The Portland Archdiocese won a rare legal victory Wednesday when the Oregon Court of Appeals upheld the dismissal of a lawsuit against two priests accused of sexually abusing a boy in the 1950s.
The suit named the Rev. Clement Frank and the Rev. Louis Charvet, Mount Angel Abbey priests who are now dead.
The plaintiff claimed that after he fell down while roller-skating in Mount Angel in the early 1950s Frank happened to walk up, took him to a church and sexually assaulted him. The Court of Appeals ruled that the church cannot be held responsible because Frank did not use his position as a priest to gain access to the boy.
The plaintiff said that in 1958 Charvet sexually touched himself in his presence.
The court ruled that such conduct was not child abuse. So the extended statute of limitations under child abuse law did not apply and the plaintiff waited too long to file his suit.
"Mount Angel Abbey condemns child abuse," said John Kaempf, the Portland attorney who represented Mount Angel Abbey and Charvet. "However, the claimed incident with Father Charvet occurred over 50 years ago, and he did not touch the plaintiff. We are pleased that the court dismissed the case."
Erin Olson, who represents the plaintiff, said her client may appeal.
The two key elements of the case distinguish it from hundreds of other sexual abuse lawsuits filed against the Portland Archdiocese and sundry religious orders since 2000. Almost all the cases involved accusations of physical abuse by clergy who used their priestly authority to gain access to children.
Almost every case settled.

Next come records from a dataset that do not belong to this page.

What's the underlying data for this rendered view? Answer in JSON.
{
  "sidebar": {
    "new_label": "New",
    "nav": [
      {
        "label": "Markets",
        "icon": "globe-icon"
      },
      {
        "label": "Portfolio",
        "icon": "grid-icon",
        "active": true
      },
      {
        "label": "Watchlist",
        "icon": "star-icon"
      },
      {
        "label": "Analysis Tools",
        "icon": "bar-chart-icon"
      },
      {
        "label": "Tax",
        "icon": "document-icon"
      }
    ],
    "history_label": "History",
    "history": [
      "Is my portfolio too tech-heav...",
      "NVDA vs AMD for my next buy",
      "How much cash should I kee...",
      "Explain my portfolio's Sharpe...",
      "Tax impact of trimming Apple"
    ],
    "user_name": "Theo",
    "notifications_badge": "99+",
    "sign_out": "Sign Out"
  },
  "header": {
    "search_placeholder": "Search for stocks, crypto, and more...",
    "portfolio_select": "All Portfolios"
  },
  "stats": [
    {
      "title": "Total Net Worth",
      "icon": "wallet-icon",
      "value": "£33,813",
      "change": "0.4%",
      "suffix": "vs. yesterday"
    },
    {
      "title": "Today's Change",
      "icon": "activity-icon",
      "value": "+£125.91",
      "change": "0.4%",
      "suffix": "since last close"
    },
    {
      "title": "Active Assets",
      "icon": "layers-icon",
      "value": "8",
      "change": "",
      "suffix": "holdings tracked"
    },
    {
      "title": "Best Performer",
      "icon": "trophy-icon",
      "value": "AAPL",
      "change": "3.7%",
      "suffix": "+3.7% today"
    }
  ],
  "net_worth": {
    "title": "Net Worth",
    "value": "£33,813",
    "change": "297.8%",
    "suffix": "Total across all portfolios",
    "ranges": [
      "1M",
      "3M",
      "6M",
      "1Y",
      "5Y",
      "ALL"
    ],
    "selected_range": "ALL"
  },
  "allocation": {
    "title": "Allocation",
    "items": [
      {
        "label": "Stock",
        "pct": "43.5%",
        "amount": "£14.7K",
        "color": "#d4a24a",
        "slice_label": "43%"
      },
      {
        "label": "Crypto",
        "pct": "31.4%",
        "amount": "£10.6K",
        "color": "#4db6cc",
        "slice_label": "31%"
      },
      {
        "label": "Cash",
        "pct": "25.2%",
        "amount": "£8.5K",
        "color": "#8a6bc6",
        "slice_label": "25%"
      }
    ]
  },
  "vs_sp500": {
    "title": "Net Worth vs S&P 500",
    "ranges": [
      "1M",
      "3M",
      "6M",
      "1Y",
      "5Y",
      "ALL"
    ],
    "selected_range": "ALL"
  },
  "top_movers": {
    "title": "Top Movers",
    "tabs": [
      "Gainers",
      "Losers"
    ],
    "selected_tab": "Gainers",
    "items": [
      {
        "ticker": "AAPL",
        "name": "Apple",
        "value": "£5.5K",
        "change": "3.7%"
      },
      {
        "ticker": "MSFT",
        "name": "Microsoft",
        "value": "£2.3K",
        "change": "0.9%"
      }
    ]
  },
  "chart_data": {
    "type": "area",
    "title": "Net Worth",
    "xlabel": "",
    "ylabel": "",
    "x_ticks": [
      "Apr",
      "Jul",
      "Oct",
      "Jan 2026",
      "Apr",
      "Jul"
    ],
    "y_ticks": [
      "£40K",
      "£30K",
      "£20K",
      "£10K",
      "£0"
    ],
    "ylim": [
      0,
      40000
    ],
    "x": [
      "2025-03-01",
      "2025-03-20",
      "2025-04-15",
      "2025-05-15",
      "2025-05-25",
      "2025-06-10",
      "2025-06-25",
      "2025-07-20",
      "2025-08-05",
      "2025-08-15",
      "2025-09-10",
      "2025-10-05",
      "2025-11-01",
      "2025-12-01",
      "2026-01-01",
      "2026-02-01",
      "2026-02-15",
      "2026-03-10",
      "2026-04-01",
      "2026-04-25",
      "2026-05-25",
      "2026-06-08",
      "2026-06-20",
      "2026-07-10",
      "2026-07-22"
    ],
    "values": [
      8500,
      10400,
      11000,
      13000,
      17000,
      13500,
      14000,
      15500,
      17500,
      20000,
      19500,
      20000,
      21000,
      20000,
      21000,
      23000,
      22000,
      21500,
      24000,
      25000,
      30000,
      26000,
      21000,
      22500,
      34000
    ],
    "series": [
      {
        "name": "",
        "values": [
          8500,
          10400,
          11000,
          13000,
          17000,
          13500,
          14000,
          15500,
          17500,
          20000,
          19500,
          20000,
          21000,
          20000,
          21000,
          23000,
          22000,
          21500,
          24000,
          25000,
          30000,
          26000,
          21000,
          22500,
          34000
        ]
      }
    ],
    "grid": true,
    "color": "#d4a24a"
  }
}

Since 1950, the archdiocese and its insurers have spent more than $100 million.
It is unknown how much the Benedictines of Mount Angel and other religious orders have spent.